Authorities in Beijing have started an extensive 40-day campaign to inspect and demolish cheap housing in the city’s outskirts and forcibly evict residents, mostly migrant workers communities. The crackdown comes after a recent fire killed 19 people in an apartment building in Daxing district, a blue-collar area of Beijing inhabited for the most part by migrant workers.
Eli Friedman, a professor of international and comparative labor at Cornell University and author of Insurgency Trap: Labor Politics in Postsocialist China, studies Chinese urbanization, with a particular focus on access to education and other services migrants moving from rural to urban areas. Friedman says the evictions reveal the regime’s moral vacuum and cautions that if replicated in other cities, they could lead to a real humanitarian tragedy.
“The recent fire in Daxing and subsequent mass evictions are startling, even to a Chinese public relatively inured to the idea that migrants are second-class citizens in the city. The rapidity, scope, and brutality with which people have been removed from their homes, and left to their own devices, is economically short-sighted and reveals the moral vacuum at the core of the regime.
“Clearly the ‘China Dream’ is only for a certain segment of the population.
“But these efforts at removing so-called ‘low end’ people from Beijing as well as other wealthy megacities is not new. While city governments have been afraid of being overrun by the rural masses since at least the 1950s, there has been a renewed effort at population reduction in the largest cities since 2014.
“An urbanization plan for 2014-20 developed by the central government is explicit that ‘extra large’ cities, those with an urban population of over five million, are to ‘strictly control’ the scope of their population. Population control has taken many forms, including relocating labor-intensive industries, closing off access to social services, and demolishing schools for migrant children. ‘Slum redevelopment’ has been a priority for several years, as city governments have sought to get access to increasingly valuable land. In each of these cases, it is rural migrants who have borne the brunt of population control measures.

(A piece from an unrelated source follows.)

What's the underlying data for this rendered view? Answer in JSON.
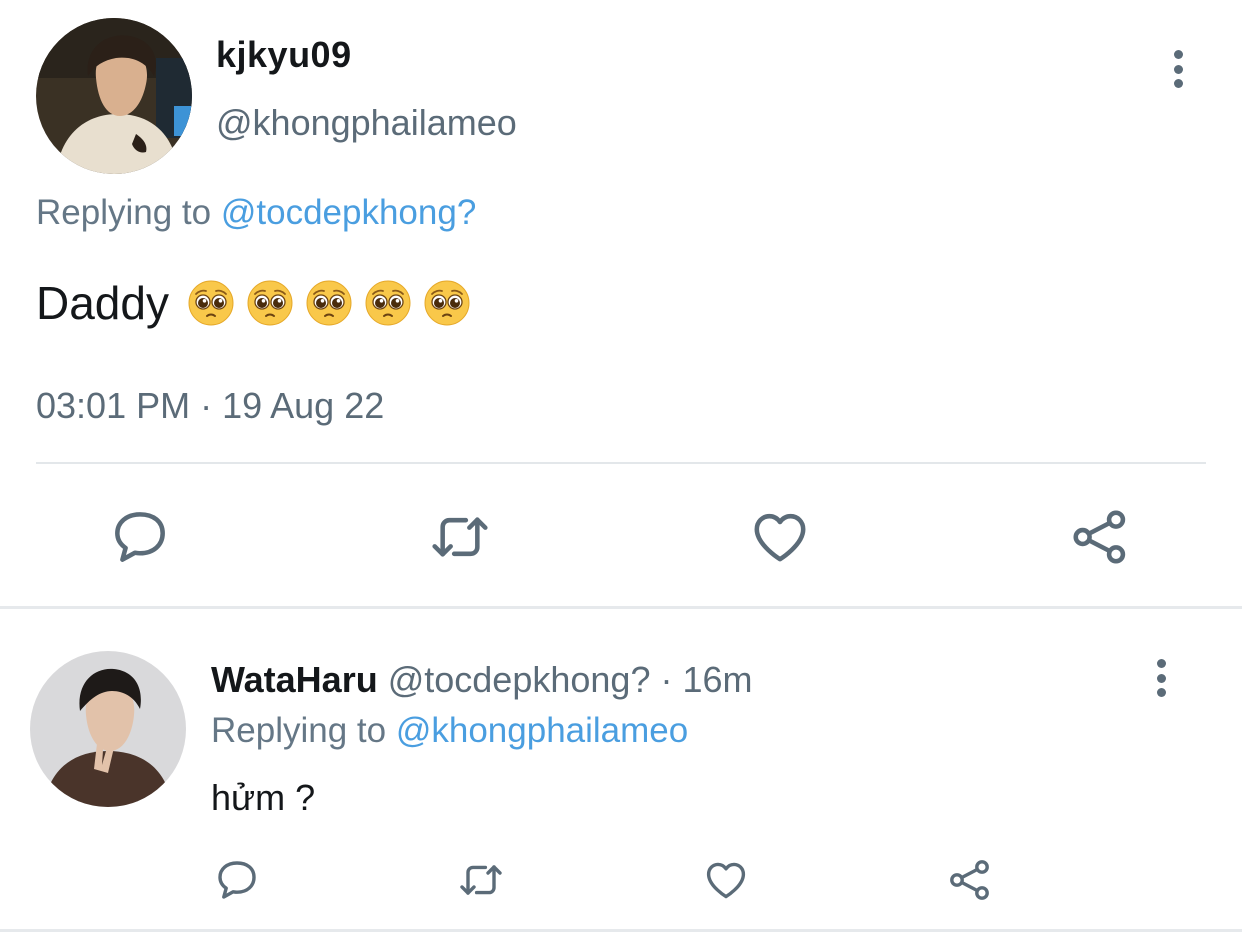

Despite the fact that these workers have quite literally built these cities, and the urban economy continues to be dependent on their labor, they are also the first to be sacrificed. While this most recent round of expulsions and demolitions is shocking in its ferocity, it is just the most recent manifestation of a trend that has been developing for several years.
“One thing that is notable, and somewhat new, is that the government is framing this as a public safety concern. Certainly migrant worker housing is in general substandard and rife with health and safety concerns. However, upgrading the quality of housing by no means necessitates the evictions and dispossession that have marked this campaign. The government is transparently interested in population reduction and securing valuable tracts of land—the public safety explanation is untenable, when thousands of people have been rendered homeless in the cold of late November.
“Something to watch moving forward is the extent to which this method appears in other cities around the country. Just in the last couple of days, we have seen reports from Shenzhen and Guangzhou of similar campaigns. This could turn out to be a real humanitarian tragedy, as expelled migrants will have no choice but to return to the poverty of the countryside.”